Yellow Birch

Yellow birch (Betula alleghaniensis) has a pyramid shape as a young tree, then develops into a more rounded one as the tree grows and ages. Yellow birch grows in the Northeast and in southern regions of eastern Canada. Yellow birch has leaves similar to paper birch, but they are a bit narrower and slightly longer. The bark of yellow birch has a yellow-to-bronze hue to it and it will peel and then curl into narrow strips. This feature makes yellow birch a preferred ornamental, along with the fact that it provides light shade but still allows plants to grow beneath it. Yellow birch is another cooler climate species that does best where the summers are not scorching. Plant a yellow birch in full sun and cool, damp ground. The tree has a greater resistance to a pest known as the birch leafminer, a bug that strips away the foliage on many types of birch trees.

Other Birch Trees

Another birch tree native to the U.S. is the river birch, a tree that can grow to 80 feet. River birches flourish along streams, rivers and near wetlands, making this tree a good choice if you have damp ground or a pond that needs highlighting. The bark of river birch has superb coloration, with a salmon-shaded exterior and tans and cream colors existing in the underlying layers that show up as the outer bark peels. The gray birch has attractive, chalky bark that does not peel. The gray birch attains heights of 30 feet and grows native to the northeastern states. The whitespire birch has bark that will not peel, but is white. This birch holds up better in warmer climates than the white birch, and is an option for some southern states as an ornamental. A birch called the crimson frost birch has whitish bark with reddish tints. This cultivar also has red leaves and can grow in clay soils.

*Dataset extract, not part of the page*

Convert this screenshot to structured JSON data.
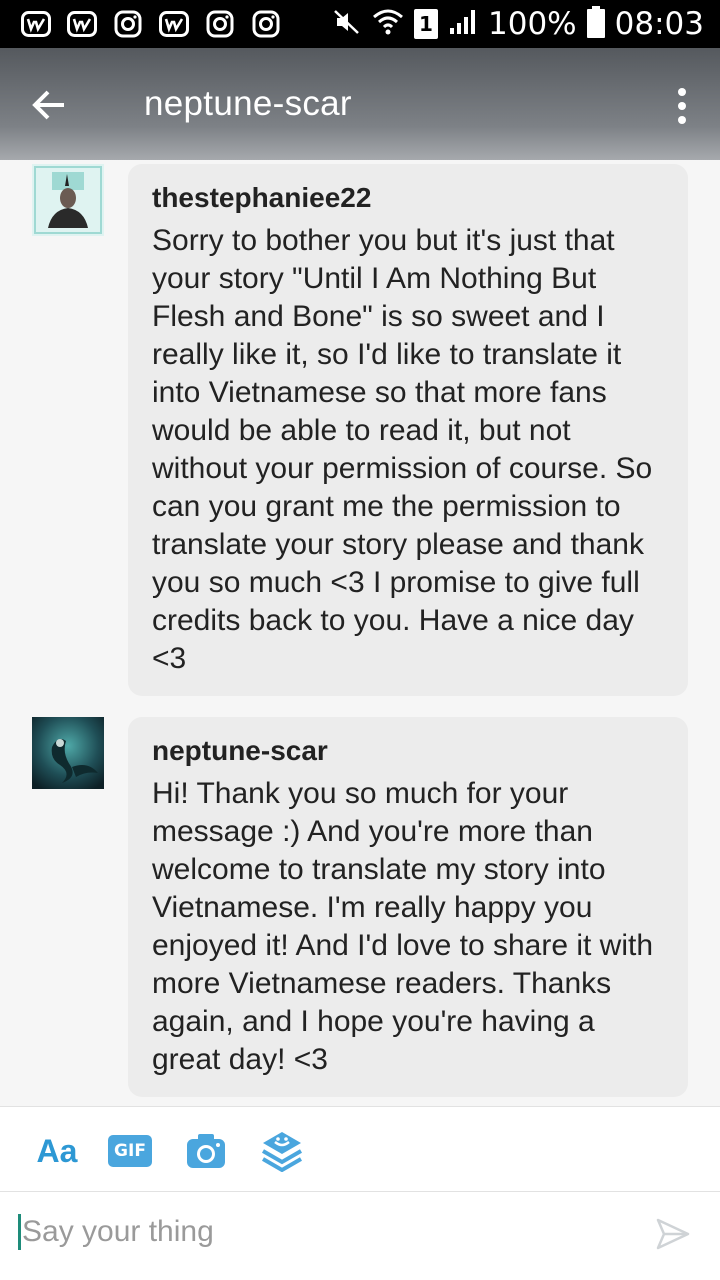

About the Author


John Lindell has written articles for "The Greyhound Review" and various other online publications. A Connecticut native, his work specializes in sports, fishing and nature. Lindell worked in greyhound racing for 25 years.